►

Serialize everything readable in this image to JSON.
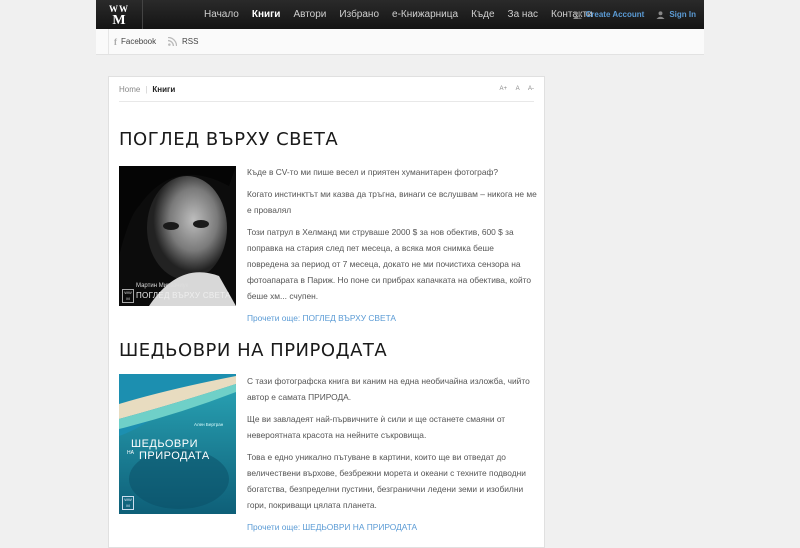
{
  "logo": {
    "line1": "WW",
    "line2": "M"
  },
  "nav": {
    "items": [
      {
        "label": "Начало",
        "active": false
      },
      {
        "label": "Книги",
        "active": true
      },
      {
        "label": "Автори",
        "active": false
      },
      {
        "label": "Избрано",
        "active": false
      },
      {
        "label": "е-Книжарница",
        "active": false
      },
      {
        "label": "Къде",
        "active": false
      },
      {
        "label": "За нас",
        "active": false
      },
      {
        "label": "Контакти",
        "active": false
      }
    ]
  },
  "account": {
    "create_label": "Create Account",
    "signin_label": "Sign In"
  },
  "social": {
    "facebook": "Facebook",
    "rss": "RSS"
  },
  "breadcrumb": {
    "home": "Home",
    "current": "Книги"
  },
  "font_size": {
    "larger": "A+",
    "normal": "A",
    "smaller": "A-"
  },
  "articles": [
    {
      "title": "ПОГЛЕД ВЪРХУ СВЕТА",
      "cover": {
        "author": "Мартин Миразчиук",
        "title": "ПОГЛЕД ВЪРХУ СВЕТА",
        "badge": "WW M"
      },
      "paragraphs": [
        "Къде в CV-то ми пише весел и приятен хуманитарен фотограф?",
        "Когато инстинктът ми казва да тръгна, винаги се вслушвам – никога не ме е провалял",
        "Този патрул в Хелманд ми струваше 2000 $ за нов обектив, 600 $ за поправка на стария след пет месеца, а всяка моя снимка беше повредена за период от 7 месеца, докато не ми почистиха сензора на фотоапарата в Париж. Но поне си прибрах капачката на обектива, който беше хм... счупен."
      ],
      "read_more": "Прочети още: ПОГЛЕД ВЪРХУ СВЕТА"
    },
    {
      "title": "ШЕДЬОВРИ НА ПРИРОДАТА",
      "cover": {
        "author": "Ален Бертран",
        "title_line1": "ШЕДЬОВРИ",
        "title_small": "НА",
        "title_line2": "ПРИРОДАТА",
        "badge": "WW M"
      },
      "paragraphs": [
        "С тази фотографска книга ви каним на една необичайна изложба, чийто автор е самата ПРИРОДА.",
        "Ще ви завладеят най-първичните ѝ сили и ще останете смаяни от невероятната красота на нейните съкровища.",
        "Това е едно уникално пътуване в картини, които ще ви отведат до величествени върхове, безбрежни морета и океани с техните подводни богатства, безпределни пустини, безгранични ледени земи и изобилни гори, покриващи цялата планета."
      ],
      "read_more": "Прочети още: ШЕДЬОВРИ НА ПРИРОДАТА"
    }
  ],
  "colors": {
    "accent": "#5b9bd5",
    "topbar": "#1c1c1c",
    "background": "#f0f0f0"
  }
}
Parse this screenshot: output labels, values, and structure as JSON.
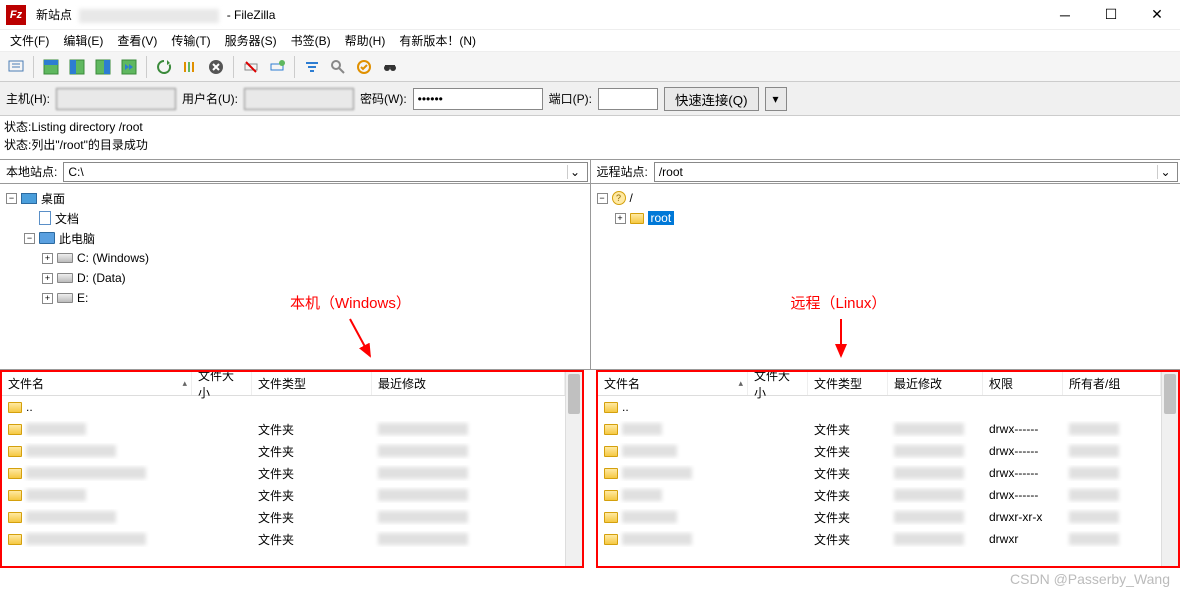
{
  "titlebar": {
    "site_prefix": "新站点",
    "app_name": "FileZilla"
  },
  "menu": {
    "file": "文件(F)",
    "edit": "编辑(E)",
    "view": "查看(V)",
    "transfer": "传输(T)",
    "server": "服务器(S)",
    "bookmarks": "书签(B)",
    "help": "帮助(H)",
    "new_version": "有新版本！(N)"
  },
  "quickconnect": {
    "host_label": "主机(H):",
    "user_label": "用户名(U):",
    "pass_label": "密码(W):",
    "pass_value": "••••••",
    "port_label": "端口(P):",
    "port_value": "",
    "button": "快速连接(Q)"
  },
  "log": {
    "line1_prefix": "状态:",
    "line1_text": "Listing directory /root",
    "line2_prefix": "状态:",
    "line2_text": "列出\"/root\"的目录成功"
  },
  "local": {
    "label": "本地站点:",
    "path": "C:\\",
    "tree": {
      "desktop": "桌面",
      "documents": "文档",
      "computer": "此电脑",
      "c_drive": "C: (Windows)",
      "d_drive": "D: (Data)",
      "e_drive": "E:"
    },
    "annotation": "本机（Windows）",
    "columns": {
      "name": "文件名",
      "size": "文件大小",
      "type": "文件类型",
      "modified": "最近修改"
    },
    "parent": "..",
    "rows": [
      {
        "type": "文件夹"
      },
      {
        "type": "文件夹"
      },
      {
        "type": "文件夹"
      },
      {
        "type": "文件夹"
      },
      {
        "type": "文件夹"
      },
      {
        "type": "文件夹"
      }
    ]
  },
  "remote": {
    "label": "远程站点:",
    "path": "/root",
    "tree": {
      "root_slash": "/",
      "root_folder": "root"
    },
    "annotation": "远程（Linux）",
    "columns": {
      "name": "文件名",
      "size": "文件大小",
      "type": "文件类型",
      "modified": "最近修改",
      "perms": "权限",
      "owner": "所有者/组"
    },
    "parent": "..",
    "rows": [
      {
        "type": "文件夹",
        "perms": "drwx------"
      },
      {
        "type": "文件夹",
        "perms": "drwx------"
      },
      {
        "type": "文件夹",
        "perms": "drwx------"
      },
      {
        "type": "文件夹",
        "perms": "drwx------"
      },
      {
        "type": "文件夹",
        "perms": "drwxr-xr-x"
      },
      {
        "type": "文件夹",
        "perms": "drwxr"
      }
    ]
  },
  "watermark": "CSDN @Passerby_Wang"
}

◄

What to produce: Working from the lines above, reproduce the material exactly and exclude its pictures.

Response for this exercise:
Serialize everything readable in this image to JSON.
{
  "logo": {
    "line1": "WW",
    "line2": "M"
  },
  "nav": {
    "items": [
      {
        "label": "Начало",
        "active": false
      },
      {
        "label": "Книги",
        "active": true
      },
      {
        "label": "Автори",
        "active": false
      },
      {
        "label": "Избрано",
        "active": false
      },
      {
        "label": "е-Книжарница",
        "active": false
      },
      {
        "label": "Къде",
        "active": false
      },
      {
        "label": "За нас",
        "active": false
      },
      {
        "label": "Контакти",
        "active": false
      }
    ]
  },
  "account": {
    "create_label": "Create Account",
    "signin_label": "Sign In"
  },
  "social": {
    "facebook": "Facebook",
    "rss": "RSS"
  },
  "breadcrumb": {
    "home": "Home",
    "current": "Книги"
  },
  "font_size": {
    "larger": "A+",
    "normal": "A",
    "smaller": "A-"
  },
  "articles": [
    {
      "title": "ПОГЛЕД ВЪРХУ СВЕТА",
      "cover": {
        "author": "Мартин Миразчиук",
        "title": "ПОГЛЕД ВЪРХУ СВЕТА",
        "badge": "WW M"
      },
      "paragraphs": [
        "Къде в CV-то ми пише весел и приятен хуманитарен фотограф?",
        "Когато инстинктът ми казва да тръгна, винаги се вслушвам – никога не ме е провалял",
        "Този патрул в Хелманд ми струваше 2000 $ за нов обектив, 600 $ за поправка на стария след пет месеца, а всяка моя снимка беше повредена за период от 7 месеца, докато не ми почистиха сензора на фотоапарата в Париж. Но поне си прибрах капачката на обектива, който беше хм... счупен."
      ],
      "read_more": "Прочети още: ПОГЛЕД ВЪРХУ СВЕТА"
    },
    {
      "title": "ШЕДЬОВРИ НА ПРИРОДАТА",
      "cover": {
        "author": "Ален Бертран",
        "title_line1": "ШЕДЬОВРИ",
        "title_small": "НА",
        "title_line2": "ПРИРОДАТА",
        "badge": "WW M"
      },
      "paragraphs": [
        "С тази фотографска книга ви каним на една необичайна изложба, чийто автор е самата ПРИРОДА.",
        "Ще ви завладеят най-първичните ѝ сили и ще останете смаяни от невероятната красота на нейните съкровища.",
        "Това е едно уникално пътуване в картини, които ще ви отведат до величествени върхове, безбрежни морета и океани с техните подводни богатства, безпределни пустини, безгранични ледени земи и изобилни гори, покриващи цялата планета."
      ],
      "read_more": "Прочети още: ШЕДЬОВРИ НА ПРИРОДАТА"
    }
  ],
  "colors": {
    "accent": "#5b9bd5",
    "topbar": "#1c1c1c",
    "background": "#f0f0f0"
  }
}
Parse this screenshot: output labels, values, and structure as JSON.
{
  "titlebar": {
    "site_prefix": "新站点",
    "app_name": "FileZilla"
  },
  "menu": {
    "file": "文件(F)",
    "edit": "编辑(E)",
    "view": "查看(V)",
    "transfer": "传输(T)",
    "server": "服务器(S)",
    "bookmarks": "书签(B)",
    "help": "帮助(H)",
    "new_version": "有新版本！(N)"
  },
  "quickconnect": {
    "host_label": "主机(H):",
    "user_label": "用户名(U):",
    "pass_label": "密码(W):",
    "pass_value": "••••••",
    "port_label": "端口(P):",
    "port_value": "",
    "button": "快速连接(Q)"
  },
  "log": {
    "line1_prefix": "状态:",
    "line1_text": "Listing directory /root",
    "line2_prefix": "状态:",
    "line2_text": "列出\"/root\"的目录成功"
  },
  "local": {
    "label": "本地站点:",
    "path": "C:\\",
    "tree": {
      "desktop": "桌面",
      "documents": "文档",
      "computer": "此电脑",
      "c_drive": "C: (Windows)",
      "d_drive": "D: (Data)",
      "e_drive": "E:"
    },
    "annotation": "本机（Windows）",
    "columns": {
      "name": "文件名",
      "size": "文件大小",
      "type": "文件类型",
      "modified": "最近修改"
    },
    "parent": "..",
    "rows": [
      {
        "type": "文件夹"
      },
      {
        "type": "文件夹"
      },
      {
        "type": "文件夹"
      },
      {
        "type": "文件夹"
      },
      {
        "type": "文件夹"
      },
      {
        "type": "文件夹"
      }
    ]
  },
  "remote": {
    "label": "远程站点:",
    "path": "/root",
    "tree": {
      "root_slash": "/",
      "root_folder": "root"
    },
    "annotation": "远程（Linux）",
    "columns": {
      "name": "文件名",
      "size": "文件大小",
      "type": "文件类型",
      "modified": "最近修改",
      "perms": "权限",
      "owner": "所有者/组"
    },
    "parent": "..",
    "rows": [
      {
        "type": "文件夹",
        "perms": "drwx------"
      },
      {
        "type": "文件夹",
        "perms": "drwx------"
      },
      {
        "type": "文件夹",
        "perms": "drwx------"
      },
      {
        "type": "文件夹",
        "perms": "drwx------"
      },
      {
        "type": "文件夹",
        "perms": "drwxr-xr-x"
      },
      {
        "type": "文件夹",
        "perms": "drwxr"
      }
    ]
  },
  "watermark": "CSDN @Passerby_Wang"
}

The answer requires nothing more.